■ **WHAT TO WORK ON**
Copy the data exactly. Images are the one exception.

═════ SOURCE MATERIAL

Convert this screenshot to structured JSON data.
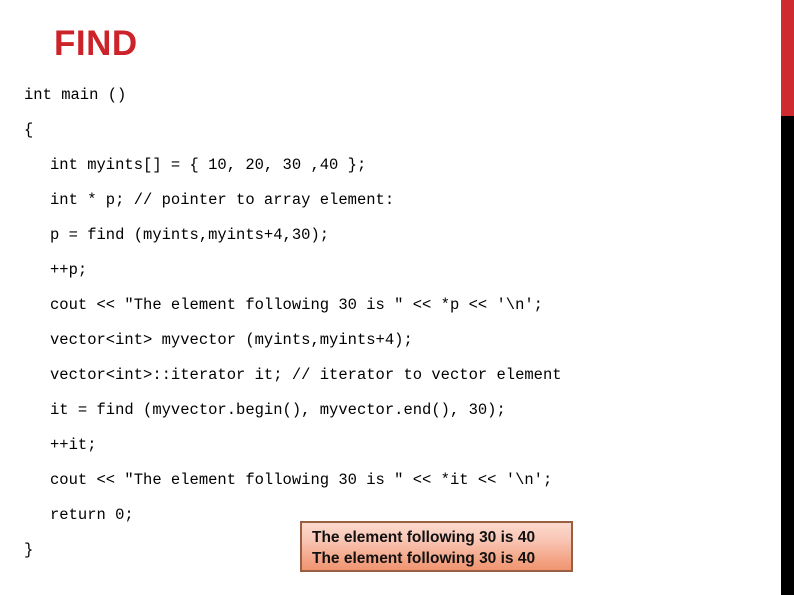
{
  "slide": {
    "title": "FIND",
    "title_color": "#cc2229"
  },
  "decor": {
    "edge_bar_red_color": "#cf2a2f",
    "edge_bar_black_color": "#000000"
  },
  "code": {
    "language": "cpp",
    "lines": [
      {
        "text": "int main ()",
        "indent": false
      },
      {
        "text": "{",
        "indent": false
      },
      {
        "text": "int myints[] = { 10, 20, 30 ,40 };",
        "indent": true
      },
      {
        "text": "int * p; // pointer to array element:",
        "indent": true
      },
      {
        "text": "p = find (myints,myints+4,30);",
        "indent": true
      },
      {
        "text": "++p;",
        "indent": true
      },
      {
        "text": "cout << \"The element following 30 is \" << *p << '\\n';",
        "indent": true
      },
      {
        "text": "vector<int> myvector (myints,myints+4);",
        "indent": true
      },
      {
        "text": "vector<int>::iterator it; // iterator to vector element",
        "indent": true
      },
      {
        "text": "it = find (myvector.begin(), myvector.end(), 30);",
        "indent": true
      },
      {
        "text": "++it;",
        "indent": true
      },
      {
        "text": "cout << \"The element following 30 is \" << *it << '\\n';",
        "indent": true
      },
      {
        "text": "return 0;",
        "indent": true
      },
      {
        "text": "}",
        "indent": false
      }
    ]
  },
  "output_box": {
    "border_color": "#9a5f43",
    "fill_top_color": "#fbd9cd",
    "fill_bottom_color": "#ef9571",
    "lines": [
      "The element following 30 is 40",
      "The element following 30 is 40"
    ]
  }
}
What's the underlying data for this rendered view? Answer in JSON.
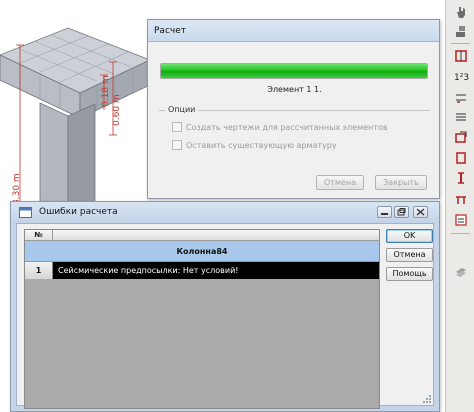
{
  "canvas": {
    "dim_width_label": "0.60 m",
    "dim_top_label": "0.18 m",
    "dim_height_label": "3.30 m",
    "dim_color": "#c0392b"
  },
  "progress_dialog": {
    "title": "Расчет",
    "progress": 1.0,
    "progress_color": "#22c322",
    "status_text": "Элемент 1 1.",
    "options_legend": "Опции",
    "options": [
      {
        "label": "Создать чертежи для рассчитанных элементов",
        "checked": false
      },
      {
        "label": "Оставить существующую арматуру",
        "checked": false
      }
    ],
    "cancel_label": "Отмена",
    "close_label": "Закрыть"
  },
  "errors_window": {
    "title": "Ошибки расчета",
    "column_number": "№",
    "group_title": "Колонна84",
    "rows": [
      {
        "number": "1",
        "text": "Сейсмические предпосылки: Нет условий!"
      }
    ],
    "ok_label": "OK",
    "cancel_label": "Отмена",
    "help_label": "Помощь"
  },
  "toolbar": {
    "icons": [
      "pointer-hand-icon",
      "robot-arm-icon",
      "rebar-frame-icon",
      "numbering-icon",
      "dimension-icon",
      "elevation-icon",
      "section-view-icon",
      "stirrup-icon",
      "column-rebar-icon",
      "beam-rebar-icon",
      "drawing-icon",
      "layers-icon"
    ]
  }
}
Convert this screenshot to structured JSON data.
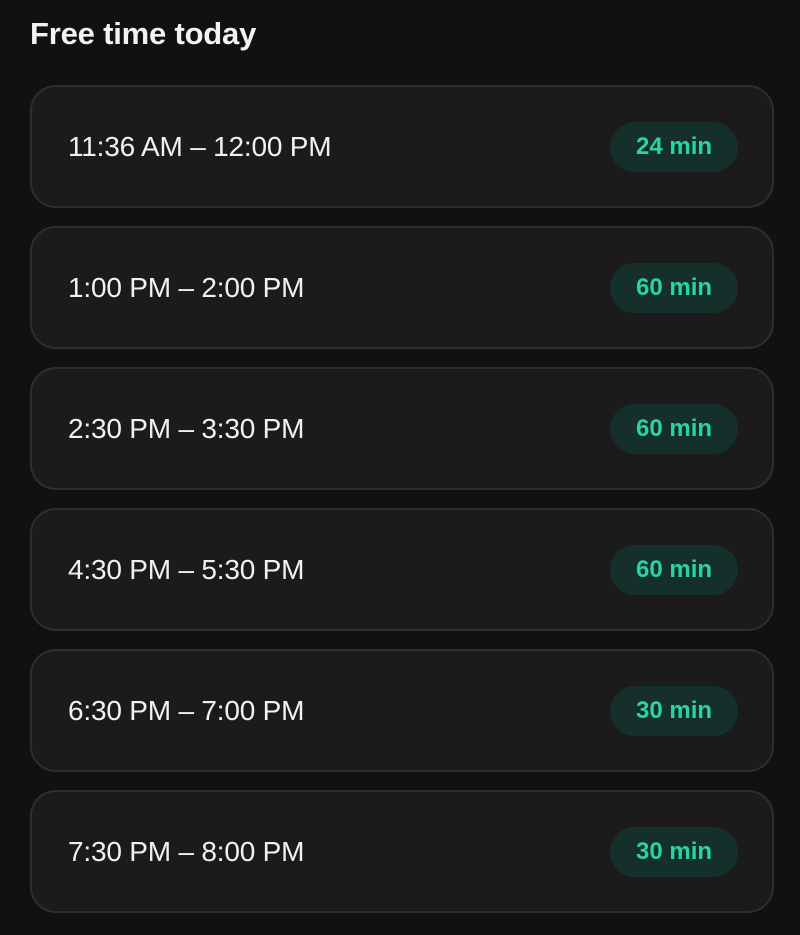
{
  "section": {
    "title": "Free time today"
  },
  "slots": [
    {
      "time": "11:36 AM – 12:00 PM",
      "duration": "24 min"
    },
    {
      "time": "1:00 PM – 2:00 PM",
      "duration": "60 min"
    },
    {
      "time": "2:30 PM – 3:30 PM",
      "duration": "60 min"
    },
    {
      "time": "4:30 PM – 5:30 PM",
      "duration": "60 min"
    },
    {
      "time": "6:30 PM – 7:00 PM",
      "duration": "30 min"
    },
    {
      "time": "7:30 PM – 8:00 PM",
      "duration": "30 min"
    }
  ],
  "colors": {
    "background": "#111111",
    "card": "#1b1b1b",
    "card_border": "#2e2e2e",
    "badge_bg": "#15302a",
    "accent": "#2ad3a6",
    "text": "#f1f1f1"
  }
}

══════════

■ **OUTPUT BELOW**
Convert this screenshot to structured JSON data.
{
  "slide": {
    "title": "FIND",
    "title_color": "#cc2229"
  },
  "decor": {
    "edge_bar_red_color": "#cf2a2f",
    "edge_bar_black_color": "#000000"
  },
  "code": {
    "language": "cpp",
    "lines": [
      {
        "text": "int main ()",
        "indent": false
      },
      {
        "text": "{",
        "indent": false
      },
      {
        "text": "int myints[] = { 10, 20, 30 ,40 };",
        "indent": true
      },
      {
        "text": "int * p; // pointer to array element:",
        "indent": true
      },
      {
        "text": "p = find (myints,myints+4,30);",
        "indent": true
      },
      {
        "text": "++p;",
        "indent": true
      },
      {
        "text": "cout << \"The element following 30 is \" << *p << '\\n';",
        "indent": true
      },
      {
        "text": "vector<int> myvector (myints,myints+4);",
        "indent": true
      },
      {
        "text": "vector<int>::iterator it; // iterator to vector element",
        "indent": true
      },
      {
        "text": "it = find (myvector.begin(), myvector.end(), 30);",
        "indent": true
      },
      {
        "text": "++it;",
        "indent": true
      },
      {
        "text": "cout << \"The element following 30 is \" << *it << '\\n';",
        "indent": true
      },
      {
        "text": "return 0;",
        "indent": true
      },
      {
        "text": "}",
        "indent": false
      }
    ]
  },
  "output_box": {
    "border_color": "#9a5f43",
    "fill_top_color": "#fbd9cd",
    "fill_bottom_color": "#ef9571",
    "lines": [
      "The element following 30 is 40",
      "The element following 30 is 40"
    ]
  }
}
What's the underlying data for this rendered view? Answer in JSON.
{
  "canvas": {
    "dim_width_label": "0.60 m",
    "dim_top_label": "0.18 m",
    "dim_height_label": "3.30 m",
    "dim_color": "#c0392b"
  },
  "progress_dialog": {
    "title": "Расчет",
    "progress": 1.0,
    "progress_color": "#22c322",
    "status_text": "Элемент 1 1.",
    "options_legend": "Опции",
    "options": [
      {
        "label": "Создать чертежи для рассчитанных элементов",
        "checked": false
      },
      {
        "label": "Оставить существующую арматуру",
        "checked": false
      }
    ],
    "cancel_label": "Отмена",
    "close_label": "Закрыть"
  },
  "errors_window": {
    "title": "Ошибки расчета",
    "column_number": "№",
    "group_title": "Колонна84",
    "rows": [
      {
        "number": "1",
        "text": "Сейсмические предпосылки: Нет условий!"
      }
    ],
    "ok_label": "OK",
    "cancel_label": "Отмена",
    "help_label": "Помощь"
  },
  "toolbar": {
    "icons": [
      "pointer-hand-icon",
      "robot-arm-icon",
      "rebar-frame-icon",
      "numbering-icon",
      "dimension-icon",
      "elevation-icon",
      "section-view-icon",
      "stirrup-icon",
      "column-rebar-icon",
      "beam-rebar-icon",
      "drawing-icon",
      "layers-icon"
    ]
  }
}
Convert this screenshot to structured JSON data.
{
  "section": {
    "title": "Free time today"
  },
  "slots": [
    {
      "time": "11:36 AM – 12:00 PM",
      "duration": "24 min"
    },
    {
      "time": "1:00 PM – 2:00 PM",
      "duration": "60 min"
    },
    {
      "time": "2:30 PM – 3:30 PM",
      "duration": "60 min"
    },
    {
      "time": "4:30 PM – 5:30 PM",
      "duration": "60 min"
    },
    {
      "time": "6:30 PM – 7:00 PM",
      "duration": "30 min"
    },
    {
      "time": "7:30 PM – 8:00 PM",
      "duration": "30 min"
    }
  ],
  "colors": {
    "background": "#111111",
    "card": "#1b1b1b",
    "card_border": "#2e2e2e",
    "badge_bg": "#15302a",
    "accent": "#2ad3a6",
    "text": "#f1f1f1"
  }
}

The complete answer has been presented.